▶ EXERCISE DIRECTIONS: For each record below, set it down exactly but leave out any picture.

[Excerpts from an interface dataset]
——————

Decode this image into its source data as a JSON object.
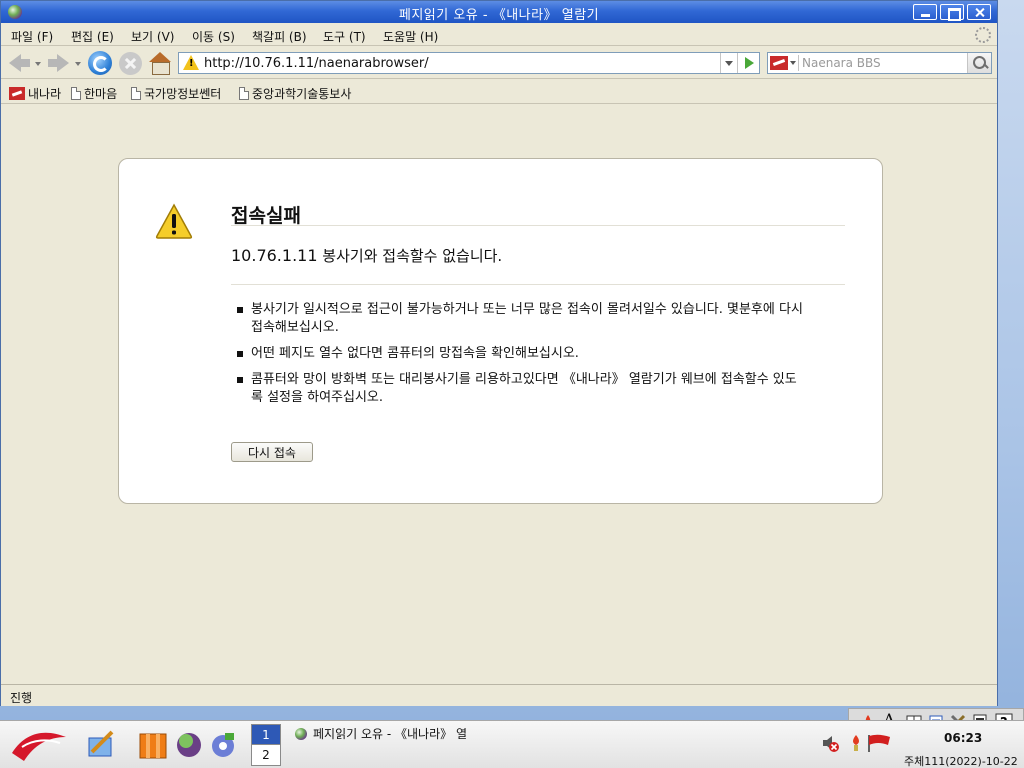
{
  "window": {
    "title": "페지읽기 오유 - 《내나라》 열람기"
  },
  "menu": [
    "파일 (F)",
    "편집 (E)",
    "보기 (V)",
    "이동 (S)",
    "책갈피 (B)",
    "도구 (T)",
    "도움말 (H)"
  ],
  "navbar": {
    "url": "http://10.76.1.11/naenarabrowser/",
    "search_placeholder": "Naenara BBS"
  },
  "bookmarks": [
    "내나라",
    "한마음",
    "국가망정보쎈터",
    "중앙과학기술통보사"
  ],
  "error": {
    "title": "접속실패",
    "ip": "10.76.1.11",
    "subtitle_rest": "봉사기와 접속할수 없습니다.",
    "bullets": [
      "봉사기가 일시적으로 접근이 불가능하거나 또는 너무 많은 접속이 몰려서일수 있습니다. 몇분후에 다시 접속해보십시오.",
      "어떤 페지도 열수 없다면 콤퓨터의 망접속을 확인해보십시오.",
      "콤퓨터와 망이 방화벽 또는 대리봉사기를 리용하고있다면 《내나라》 열람기가 웨브에 접속할수 있도록 설정을 하여주십시오."
    ],
    "retry_label": "다시 접속"
  },
  "status": "진행",
  "taskbar": {
    "pager": [
      "1",
      "2"
    ],
    "task_title": "페지읽기 오유 - 《내나라》 열",
    "time": "06:23",
    "date": "주체111(2022)-10-22"
  },
  "colors": {
    "titlebar": "#3168d5",
    "chrome": "#ece9d8",
    "warning": "#f2c21b",
    "brand_red": "#c92a2a"
  }
}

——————

▶ ANSWER SPACE:
Decode this image into its source data as a JSON object.
{
  "window": {
    "title": "페지읽기 오유 - 《내나라》 열람기"
  },
  "menu": [
    "파일 (F)",
    "편집 (E)",
    "보기 (V)",
    "이동 (S)",
    "책갈피 (B)",
    "도구 (T)",
    "도움말 (H)"
  ],
  "navbar": {
    "url": "http://10.76.1.11/naenarabrowser/",
    "search_placeholder": "Naenara BBS"
  },
  "bookmarks": [
    "내나라",
    "한마음",
    "국가망정보쎈터",
    "중앙과학기술통보사"
  ],
  "error": {
    "title": "접속실패",
    "ip": "10.76.1.11",
    "subtitle_rest": "봉사기와 접속할수 없습니다.",
    "bullets": [
      "봉사기가 일시적으로 접근이 불가능하거나 또는 너무 많은 접속이 몰려서일수 있습니다. 몇분후에 다시 접속해보십시오.",
      "어떤 페지도 열수 없다면 콤퓨터의 망접속을 확인해보십시오.",
      "콤퓨터와 망이 방화벽 또는 대리봉사기를 리용하고있다면 《내나라》 열람기가 웨브에 접속할수 있도록 설정을 하여주십시오."
    ],
    "retry_label": "다시 접속"
  },
  "status": "진행",
  "taskbar": {
    "pager": [
      "1",
      "2"
    ],
    "task_title": "페지읽기 오유 - 《내나라》 열",
    "time": "06:23",
    "date": "주체111(2022)-10-22"
  },
  "colors": {
    "titlebar": "#3168d5",
    "chrome": "#ece9d8",
    "warning": "#f2c21b",
    "brand_red": "#c92a2a"
  }
}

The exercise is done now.